[Start of Attachment]
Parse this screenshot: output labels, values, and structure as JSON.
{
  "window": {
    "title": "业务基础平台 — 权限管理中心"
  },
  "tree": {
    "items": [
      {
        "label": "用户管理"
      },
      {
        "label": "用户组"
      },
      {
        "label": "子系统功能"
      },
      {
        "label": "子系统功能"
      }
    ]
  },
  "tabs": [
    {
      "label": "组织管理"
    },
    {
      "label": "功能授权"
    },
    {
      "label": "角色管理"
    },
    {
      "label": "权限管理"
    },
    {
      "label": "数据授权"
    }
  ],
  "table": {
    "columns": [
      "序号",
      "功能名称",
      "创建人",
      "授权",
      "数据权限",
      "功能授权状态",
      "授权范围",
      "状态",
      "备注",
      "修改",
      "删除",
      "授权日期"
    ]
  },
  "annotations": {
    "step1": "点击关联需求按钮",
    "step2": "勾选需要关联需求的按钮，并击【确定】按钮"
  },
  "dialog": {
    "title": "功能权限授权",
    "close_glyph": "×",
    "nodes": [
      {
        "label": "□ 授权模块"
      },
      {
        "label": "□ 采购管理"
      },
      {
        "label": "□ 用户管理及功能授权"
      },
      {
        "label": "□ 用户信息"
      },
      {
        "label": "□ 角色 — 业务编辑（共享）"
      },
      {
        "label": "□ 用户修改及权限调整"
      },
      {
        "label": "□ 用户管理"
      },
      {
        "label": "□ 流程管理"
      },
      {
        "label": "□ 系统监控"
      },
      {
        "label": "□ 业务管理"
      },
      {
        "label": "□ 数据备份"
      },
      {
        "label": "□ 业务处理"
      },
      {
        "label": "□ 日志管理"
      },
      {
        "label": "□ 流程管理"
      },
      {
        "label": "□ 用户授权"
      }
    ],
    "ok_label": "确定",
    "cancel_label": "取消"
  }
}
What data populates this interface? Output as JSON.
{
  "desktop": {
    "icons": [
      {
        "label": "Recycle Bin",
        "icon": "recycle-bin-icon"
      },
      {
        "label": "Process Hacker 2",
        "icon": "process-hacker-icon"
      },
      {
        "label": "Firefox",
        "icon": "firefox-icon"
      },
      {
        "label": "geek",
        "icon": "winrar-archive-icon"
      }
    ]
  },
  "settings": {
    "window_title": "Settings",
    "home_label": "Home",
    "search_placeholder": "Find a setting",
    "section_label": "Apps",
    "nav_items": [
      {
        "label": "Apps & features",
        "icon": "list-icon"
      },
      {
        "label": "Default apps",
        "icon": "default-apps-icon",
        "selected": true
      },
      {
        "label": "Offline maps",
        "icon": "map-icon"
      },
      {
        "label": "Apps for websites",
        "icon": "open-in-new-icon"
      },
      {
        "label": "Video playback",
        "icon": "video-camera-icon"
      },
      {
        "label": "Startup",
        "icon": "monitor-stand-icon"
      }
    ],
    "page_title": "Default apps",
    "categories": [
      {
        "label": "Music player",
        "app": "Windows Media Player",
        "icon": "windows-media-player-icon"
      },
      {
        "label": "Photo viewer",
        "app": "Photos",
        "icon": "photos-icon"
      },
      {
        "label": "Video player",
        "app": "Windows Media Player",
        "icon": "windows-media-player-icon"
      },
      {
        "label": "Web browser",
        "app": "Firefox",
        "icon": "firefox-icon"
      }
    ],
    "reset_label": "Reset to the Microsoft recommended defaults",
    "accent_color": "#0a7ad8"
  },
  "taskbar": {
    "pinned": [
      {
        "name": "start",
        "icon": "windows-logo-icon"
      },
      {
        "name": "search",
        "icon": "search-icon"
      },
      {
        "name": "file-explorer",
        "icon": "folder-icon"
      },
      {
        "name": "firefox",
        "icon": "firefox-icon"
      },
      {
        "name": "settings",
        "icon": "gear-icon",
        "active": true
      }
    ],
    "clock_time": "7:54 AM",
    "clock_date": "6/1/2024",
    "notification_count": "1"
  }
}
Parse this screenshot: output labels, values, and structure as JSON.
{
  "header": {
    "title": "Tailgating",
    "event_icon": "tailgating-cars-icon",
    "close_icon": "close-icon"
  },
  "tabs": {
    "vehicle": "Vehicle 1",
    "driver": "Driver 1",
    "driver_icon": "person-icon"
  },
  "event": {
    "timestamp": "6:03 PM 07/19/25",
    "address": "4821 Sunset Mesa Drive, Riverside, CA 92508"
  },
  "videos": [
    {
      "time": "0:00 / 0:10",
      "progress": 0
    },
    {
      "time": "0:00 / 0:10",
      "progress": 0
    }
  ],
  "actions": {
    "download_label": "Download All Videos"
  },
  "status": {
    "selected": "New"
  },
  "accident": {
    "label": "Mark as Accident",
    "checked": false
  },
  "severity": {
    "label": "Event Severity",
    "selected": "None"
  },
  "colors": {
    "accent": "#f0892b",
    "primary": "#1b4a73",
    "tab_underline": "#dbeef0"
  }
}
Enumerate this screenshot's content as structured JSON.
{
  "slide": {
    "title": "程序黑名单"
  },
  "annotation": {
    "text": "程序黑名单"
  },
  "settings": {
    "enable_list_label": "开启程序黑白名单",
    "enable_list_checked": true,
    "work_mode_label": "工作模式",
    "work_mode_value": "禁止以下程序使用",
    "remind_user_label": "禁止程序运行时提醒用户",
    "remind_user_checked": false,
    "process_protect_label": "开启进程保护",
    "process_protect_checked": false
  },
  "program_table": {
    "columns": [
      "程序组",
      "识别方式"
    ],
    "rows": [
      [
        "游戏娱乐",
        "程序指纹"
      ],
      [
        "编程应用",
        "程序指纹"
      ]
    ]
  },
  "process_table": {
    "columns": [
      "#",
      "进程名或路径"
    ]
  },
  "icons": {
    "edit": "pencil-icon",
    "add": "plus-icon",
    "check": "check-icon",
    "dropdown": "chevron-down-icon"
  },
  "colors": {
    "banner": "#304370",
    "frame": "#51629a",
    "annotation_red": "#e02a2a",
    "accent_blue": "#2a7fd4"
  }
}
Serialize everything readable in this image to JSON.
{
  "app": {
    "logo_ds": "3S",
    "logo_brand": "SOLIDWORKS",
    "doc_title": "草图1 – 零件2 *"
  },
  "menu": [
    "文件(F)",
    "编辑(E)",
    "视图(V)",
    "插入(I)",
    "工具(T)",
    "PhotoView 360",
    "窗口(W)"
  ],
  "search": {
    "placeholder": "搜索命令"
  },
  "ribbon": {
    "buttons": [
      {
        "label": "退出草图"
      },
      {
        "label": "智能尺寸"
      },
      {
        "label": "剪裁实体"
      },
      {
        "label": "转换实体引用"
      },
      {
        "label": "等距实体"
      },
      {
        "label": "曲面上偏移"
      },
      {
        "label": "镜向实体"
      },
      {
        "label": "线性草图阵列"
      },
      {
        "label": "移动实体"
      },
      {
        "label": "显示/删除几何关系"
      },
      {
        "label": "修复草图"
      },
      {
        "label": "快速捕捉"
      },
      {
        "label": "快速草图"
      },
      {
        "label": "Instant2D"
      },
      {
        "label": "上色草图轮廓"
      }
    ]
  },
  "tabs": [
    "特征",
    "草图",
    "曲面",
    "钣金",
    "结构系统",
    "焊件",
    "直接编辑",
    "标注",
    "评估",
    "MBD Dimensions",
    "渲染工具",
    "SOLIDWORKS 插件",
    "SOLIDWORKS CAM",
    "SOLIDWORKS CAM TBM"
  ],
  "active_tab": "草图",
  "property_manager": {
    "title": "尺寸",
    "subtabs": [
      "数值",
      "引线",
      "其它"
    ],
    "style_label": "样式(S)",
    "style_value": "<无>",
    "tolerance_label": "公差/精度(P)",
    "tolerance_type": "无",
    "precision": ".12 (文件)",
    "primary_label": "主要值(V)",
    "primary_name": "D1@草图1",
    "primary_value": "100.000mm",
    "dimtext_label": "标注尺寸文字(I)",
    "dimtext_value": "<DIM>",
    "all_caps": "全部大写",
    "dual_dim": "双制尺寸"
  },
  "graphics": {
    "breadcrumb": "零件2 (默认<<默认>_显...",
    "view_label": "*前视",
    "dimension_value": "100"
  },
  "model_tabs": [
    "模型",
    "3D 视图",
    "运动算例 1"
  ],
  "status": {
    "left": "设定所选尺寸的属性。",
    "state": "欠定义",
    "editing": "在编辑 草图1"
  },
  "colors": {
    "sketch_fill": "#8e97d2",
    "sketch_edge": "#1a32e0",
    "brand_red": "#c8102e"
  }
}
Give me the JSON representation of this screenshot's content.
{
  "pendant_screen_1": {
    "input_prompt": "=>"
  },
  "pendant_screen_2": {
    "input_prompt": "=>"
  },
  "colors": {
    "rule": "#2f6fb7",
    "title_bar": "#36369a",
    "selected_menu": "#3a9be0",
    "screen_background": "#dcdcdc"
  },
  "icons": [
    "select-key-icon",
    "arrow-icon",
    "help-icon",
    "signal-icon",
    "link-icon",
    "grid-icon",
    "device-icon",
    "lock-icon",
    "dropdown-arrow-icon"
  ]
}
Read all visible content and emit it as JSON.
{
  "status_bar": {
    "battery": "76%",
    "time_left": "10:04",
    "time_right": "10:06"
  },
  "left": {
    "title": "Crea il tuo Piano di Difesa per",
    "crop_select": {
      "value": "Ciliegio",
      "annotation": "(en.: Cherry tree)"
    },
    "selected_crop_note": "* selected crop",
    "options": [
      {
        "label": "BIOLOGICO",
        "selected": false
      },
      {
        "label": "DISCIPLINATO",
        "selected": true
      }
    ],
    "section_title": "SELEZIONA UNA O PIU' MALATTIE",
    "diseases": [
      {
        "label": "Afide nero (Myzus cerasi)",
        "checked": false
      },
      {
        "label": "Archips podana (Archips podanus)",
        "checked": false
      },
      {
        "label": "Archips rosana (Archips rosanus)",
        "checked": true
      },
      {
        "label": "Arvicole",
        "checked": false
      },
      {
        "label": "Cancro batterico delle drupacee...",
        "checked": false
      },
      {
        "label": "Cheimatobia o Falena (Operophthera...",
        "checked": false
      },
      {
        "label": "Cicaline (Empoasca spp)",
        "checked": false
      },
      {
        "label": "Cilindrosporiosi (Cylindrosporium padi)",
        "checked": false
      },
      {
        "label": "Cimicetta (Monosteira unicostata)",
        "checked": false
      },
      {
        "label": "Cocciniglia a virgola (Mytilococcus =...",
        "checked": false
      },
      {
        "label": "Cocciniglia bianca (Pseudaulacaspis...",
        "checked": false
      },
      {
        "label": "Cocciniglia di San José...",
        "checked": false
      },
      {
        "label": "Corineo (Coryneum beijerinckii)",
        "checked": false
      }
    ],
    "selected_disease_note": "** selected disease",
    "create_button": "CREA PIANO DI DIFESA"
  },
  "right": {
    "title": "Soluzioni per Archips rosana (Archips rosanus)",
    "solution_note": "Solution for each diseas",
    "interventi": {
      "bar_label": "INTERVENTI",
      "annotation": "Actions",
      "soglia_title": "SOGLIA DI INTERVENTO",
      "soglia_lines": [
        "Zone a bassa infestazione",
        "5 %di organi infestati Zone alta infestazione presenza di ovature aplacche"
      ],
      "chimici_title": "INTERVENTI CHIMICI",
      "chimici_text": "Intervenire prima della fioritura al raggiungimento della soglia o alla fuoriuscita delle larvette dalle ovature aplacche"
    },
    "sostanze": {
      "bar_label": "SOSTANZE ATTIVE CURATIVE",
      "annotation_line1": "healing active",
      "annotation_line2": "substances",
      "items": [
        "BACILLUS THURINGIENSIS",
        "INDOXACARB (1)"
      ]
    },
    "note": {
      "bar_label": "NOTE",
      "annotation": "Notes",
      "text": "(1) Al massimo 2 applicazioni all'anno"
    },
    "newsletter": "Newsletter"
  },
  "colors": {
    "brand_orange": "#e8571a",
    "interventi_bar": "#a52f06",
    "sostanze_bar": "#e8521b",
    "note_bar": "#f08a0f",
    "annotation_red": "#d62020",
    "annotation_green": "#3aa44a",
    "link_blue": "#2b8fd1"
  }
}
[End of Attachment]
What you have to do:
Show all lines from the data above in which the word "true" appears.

Problem solution:
        "selected": true
        "active": true
    "enable_list_checked": true,
        "selected": true
        "checked": true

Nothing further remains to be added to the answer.